2Department of Tourism, Leisure, Hotel and Sport Management, Griffith University QLD, Australia
Abstract: International sport event organizers around the world have placed considerations of terrorism high on their planning and risk management agendas since September 11, 2001. Increased public awareness about the threat of terrorism and associated safety concerns have led to increased security, especially for large multicountry international events. To date there has been limited empirical research on the relationship between sport event attendance and the impact of terrorism, with the exception of the body of work on the 1972 Olympic Games. In this article the authors outline the extensive antiterrorism security measures taken at the 2003 Rugby World Cup held in Australia. To determine the impact of these measures, event attendees were surveyed to determine the extent to which terrorism influenced event attendees' motivations, perceptions of safety, and level of enjoyment. The results indicate that security measures were perceived as sufficient and attendees were generally not deterred by the threat of terrorism. The heightened security enhanced the event experience for some attendees, with only a small minority reporting a negative impact on satisfaction. Suggestions for further research and practice are discussed.
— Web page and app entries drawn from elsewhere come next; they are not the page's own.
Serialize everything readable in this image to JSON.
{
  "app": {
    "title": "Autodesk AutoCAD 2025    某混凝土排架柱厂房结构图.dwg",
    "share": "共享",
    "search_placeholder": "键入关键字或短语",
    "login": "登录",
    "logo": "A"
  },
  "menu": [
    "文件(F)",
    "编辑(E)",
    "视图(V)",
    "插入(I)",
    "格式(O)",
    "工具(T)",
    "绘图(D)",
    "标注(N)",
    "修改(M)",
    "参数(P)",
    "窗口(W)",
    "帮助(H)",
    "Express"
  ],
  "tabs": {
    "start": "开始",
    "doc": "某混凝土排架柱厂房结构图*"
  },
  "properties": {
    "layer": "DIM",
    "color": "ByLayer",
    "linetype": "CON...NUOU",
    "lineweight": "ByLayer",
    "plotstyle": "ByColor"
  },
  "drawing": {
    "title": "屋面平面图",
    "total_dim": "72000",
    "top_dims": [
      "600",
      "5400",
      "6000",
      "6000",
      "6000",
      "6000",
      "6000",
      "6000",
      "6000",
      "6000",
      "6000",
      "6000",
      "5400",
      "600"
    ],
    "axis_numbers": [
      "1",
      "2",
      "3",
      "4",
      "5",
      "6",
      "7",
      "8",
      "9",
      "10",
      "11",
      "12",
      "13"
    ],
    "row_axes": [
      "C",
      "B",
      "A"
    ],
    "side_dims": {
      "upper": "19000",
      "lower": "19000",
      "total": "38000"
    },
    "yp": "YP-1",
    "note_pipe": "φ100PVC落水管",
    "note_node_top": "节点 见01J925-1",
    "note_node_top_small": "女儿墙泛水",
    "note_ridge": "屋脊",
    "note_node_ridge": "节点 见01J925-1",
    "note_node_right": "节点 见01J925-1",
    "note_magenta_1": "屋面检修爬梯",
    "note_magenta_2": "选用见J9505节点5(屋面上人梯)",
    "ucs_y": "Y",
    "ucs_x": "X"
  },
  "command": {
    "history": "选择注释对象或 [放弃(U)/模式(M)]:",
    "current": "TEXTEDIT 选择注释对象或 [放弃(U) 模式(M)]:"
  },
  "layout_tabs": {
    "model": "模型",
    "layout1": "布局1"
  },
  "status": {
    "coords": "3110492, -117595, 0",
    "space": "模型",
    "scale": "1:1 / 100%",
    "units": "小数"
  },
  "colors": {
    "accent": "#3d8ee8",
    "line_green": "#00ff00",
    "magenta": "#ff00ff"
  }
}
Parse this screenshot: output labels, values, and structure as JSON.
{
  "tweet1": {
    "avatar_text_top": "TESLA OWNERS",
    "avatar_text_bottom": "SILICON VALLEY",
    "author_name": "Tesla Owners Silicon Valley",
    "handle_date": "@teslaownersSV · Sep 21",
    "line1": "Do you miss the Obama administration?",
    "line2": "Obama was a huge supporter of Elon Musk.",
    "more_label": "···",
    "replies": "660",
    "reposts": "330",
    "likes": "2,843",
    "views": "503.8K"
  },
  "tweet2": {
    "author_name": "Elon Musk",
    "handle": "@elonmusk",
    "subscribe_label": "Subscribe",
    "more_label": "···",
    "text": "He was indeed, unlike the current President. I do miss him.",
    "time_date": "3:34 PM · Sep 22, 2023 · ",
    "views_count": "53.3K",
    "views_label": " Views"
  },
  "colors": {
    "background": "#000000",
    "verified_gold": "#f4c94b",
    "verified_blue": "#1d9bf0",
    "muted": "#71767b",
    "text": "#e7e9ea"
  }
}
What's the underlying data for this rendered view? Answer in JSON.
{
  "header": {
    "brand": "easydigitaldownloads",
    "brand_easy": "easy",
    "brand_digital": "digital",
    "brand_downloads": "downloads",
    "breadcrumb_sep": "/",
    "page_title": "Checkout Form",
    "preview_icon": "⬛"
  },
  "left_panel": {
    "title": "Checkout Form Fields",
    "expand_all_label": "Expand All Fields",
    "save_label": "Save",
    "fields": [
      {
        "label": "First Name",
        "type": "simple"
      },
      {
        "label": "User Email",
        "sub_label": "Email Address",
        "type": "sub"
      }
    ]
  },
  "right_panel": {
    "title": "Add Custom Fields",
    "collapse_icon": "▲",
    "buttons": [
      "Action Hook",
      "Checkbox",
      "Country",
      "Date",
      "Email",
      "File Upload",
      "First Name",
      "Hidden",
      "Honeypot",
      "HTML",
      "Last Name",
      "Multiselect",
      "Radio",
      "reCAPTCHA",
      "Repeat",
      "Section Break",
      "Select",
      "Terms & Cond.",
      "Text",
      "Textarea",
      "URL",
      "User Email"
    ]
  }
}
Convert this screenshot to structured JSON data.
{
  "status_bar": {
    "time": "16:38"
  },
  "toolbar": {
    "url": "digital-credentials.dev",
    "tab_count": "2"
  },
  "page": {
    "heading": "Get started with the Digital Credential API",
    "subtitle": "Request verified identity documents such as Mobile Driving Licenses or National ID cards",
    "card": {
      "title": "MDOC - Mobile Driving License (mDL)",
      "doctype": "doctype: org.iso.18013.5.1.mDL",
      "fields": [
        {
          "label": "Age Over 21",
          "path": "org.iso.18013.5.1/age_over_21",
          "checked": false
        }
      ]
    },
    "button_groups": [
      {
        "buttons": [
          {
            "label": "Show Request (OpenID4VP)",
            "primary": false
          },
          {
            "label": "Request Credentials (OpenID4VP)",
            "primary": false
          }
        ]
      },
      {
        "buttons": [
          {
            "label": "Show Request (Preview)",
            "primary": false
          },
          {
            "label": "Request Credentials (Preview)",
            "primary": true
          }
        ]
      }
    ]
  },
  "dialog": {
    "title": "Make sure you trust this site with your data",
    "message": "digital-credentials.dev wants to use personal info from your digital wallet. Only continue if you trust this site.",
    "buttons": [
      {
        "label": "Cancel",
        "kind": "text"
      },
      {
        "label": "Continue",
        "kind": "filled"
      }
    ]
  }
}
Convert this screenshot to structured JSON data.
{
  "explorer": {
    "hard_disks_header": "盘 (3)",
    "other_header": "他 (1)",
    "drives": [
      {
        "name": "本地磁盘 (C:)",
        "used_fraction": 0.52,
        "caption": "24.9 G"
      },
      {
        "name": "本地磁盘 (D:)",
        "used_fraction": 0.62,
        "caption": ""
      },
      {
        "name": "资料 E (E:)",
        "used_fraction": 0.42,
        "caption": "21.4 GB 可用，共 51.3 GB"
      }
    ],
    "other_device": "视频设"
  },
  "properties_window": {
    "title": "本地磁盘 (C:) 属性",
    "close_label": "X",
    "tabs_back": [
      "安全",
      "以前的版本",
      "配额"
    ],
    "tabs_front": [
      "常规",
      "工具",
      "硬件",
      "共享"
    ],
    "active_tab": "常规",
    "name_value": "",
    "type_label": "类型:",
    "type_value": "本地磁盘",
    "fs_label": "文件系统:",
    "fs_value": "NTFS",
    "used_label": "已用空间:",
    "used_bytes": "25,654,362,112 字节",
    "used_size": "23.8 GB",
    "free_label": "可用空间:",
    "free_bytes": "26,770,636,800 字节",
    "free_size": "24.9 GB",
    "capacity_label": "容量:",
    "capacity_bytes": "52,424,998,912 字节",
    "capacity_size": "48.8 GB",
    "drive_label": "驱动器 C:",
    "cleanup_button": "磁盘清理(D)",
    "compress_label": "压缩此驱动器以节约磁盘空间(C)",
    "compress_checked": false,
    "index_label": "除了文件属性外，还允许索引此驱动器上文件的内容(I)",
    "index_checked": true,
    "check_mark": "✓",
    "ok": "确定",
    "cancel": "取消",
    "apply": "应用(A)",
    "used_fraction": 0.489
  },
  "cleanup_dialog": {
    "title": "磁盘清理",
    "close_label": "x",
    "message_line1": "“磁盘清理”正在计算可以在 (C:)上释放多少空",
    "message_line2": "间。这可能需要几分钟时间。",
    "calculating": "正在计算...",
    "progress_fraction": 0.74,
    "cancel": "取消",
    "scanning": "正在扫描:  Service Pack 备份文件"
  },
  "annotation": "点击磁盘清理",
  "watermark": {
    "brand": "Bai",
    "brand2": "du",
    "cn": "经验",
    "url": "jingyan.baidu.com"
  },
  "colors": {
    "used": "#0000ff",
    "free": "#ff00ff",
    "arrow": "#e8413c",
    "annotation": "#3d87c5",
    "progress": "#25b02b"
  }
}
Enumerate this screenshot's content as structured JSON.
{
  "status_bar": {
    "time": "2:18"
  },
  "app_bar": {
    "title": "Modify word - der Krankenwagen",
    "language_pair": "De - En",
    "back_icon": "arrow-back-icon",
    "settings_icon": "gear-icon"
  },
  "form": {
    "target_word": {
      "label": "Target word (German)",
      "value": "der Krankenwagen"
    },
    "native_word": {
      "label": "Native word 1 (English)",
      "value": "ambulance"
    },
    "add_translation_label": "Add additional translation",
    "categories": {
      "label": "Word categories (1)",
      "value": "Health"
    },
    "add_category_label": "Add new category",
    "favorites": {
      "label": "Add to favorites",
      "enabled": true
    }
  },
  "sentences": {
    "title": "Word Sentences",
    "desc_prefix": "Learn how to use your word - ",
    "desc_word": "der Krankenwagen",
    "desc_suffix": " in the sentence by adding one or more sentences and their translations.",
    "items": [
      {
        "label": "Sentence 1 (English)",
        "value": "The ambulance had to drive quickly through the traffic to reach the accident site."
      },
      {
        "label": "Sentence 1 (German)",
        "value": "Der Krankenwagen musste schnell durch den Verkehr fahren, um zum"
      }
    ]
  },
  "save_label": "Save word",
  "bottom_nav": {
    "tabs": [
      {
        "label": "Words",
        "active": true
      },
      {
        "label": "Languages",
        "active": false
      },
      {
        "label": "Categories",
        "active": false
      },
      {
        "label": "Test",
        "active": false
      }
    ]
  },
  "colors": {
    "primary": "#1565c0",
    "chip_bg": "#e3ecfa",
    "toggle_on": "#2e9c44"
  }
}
Key words: Sport event; Rugby World Cup; Mega-event; Terrorism; Security; Australia
Address correspondence to Dr. Tracy Taylor, Associate Professor and Head, Graduate School of Business, University of Technology, Sydney PO Box 123 Broadway, NSW 2007, Australia. Tel: 2-9514-3664; Fax: 2-9514-3557; E-mail: firstname.lastname@example.org
Impact of Olympic Spectator Safety Perception and Security Concerns on Travel Decisions
Lisa Delpy Neirotti1 and Tyra W. Hilliard2
1Department of Tourism and Hospitality Management, George
Washington University, USA
2Department of Tourism & Convention Administration, University of Nevada, Las Vegas, USA
Abstract: Attendance at the 2004 Athens Summer Olympic Games did not reach levels comparable to previous Summer Games. Public speculation on the low attendance blamed high travel expense, media emphasis on construction delays, and time poverty. This study illustrates that at least one of the factors influencing the decision to attend the Olympic Games was safety and security perceptions. This article uses data collected from spectators at the 2004 Olympic Games to address the role of safety and security issues on the event attendee's decision-making process as well as attendee satisfaction with the event security. Sixty-six percent of those surveyed at the Olympic Games said that security was somewhat to very important in their decision to attend the 2004 Summer Games. Only 4% indicated that security was the most important factor in their decision. Additionally, over 28% of respondents indicated that they personally knew of someone who did not attend the 2004 Olympic Games due to security concerns. Security was important to those people who actually chose to attend the 2004 Olympic Games, and future research should be conducted to determine how security concerns may have deterred those who ultimately chose not to attend the 2004 Olympic Games or future events. This article extends previous research on Olympic spectator motivations and perceptions.
Key words: Olympic Games; Athens; Event; Safety; Security; Travel; Spectator
Address correspondence to Dr. Lisa Delpy Neirotti, Department of Tourism & Hospitality Management, The George Washington University, Funger Hall, 2201 G Street NW, Suite 301, Washington, DC 20052, USA. Tel: (202)-994-6623; Fax: (202)-994-1630; E-mail: email@example.com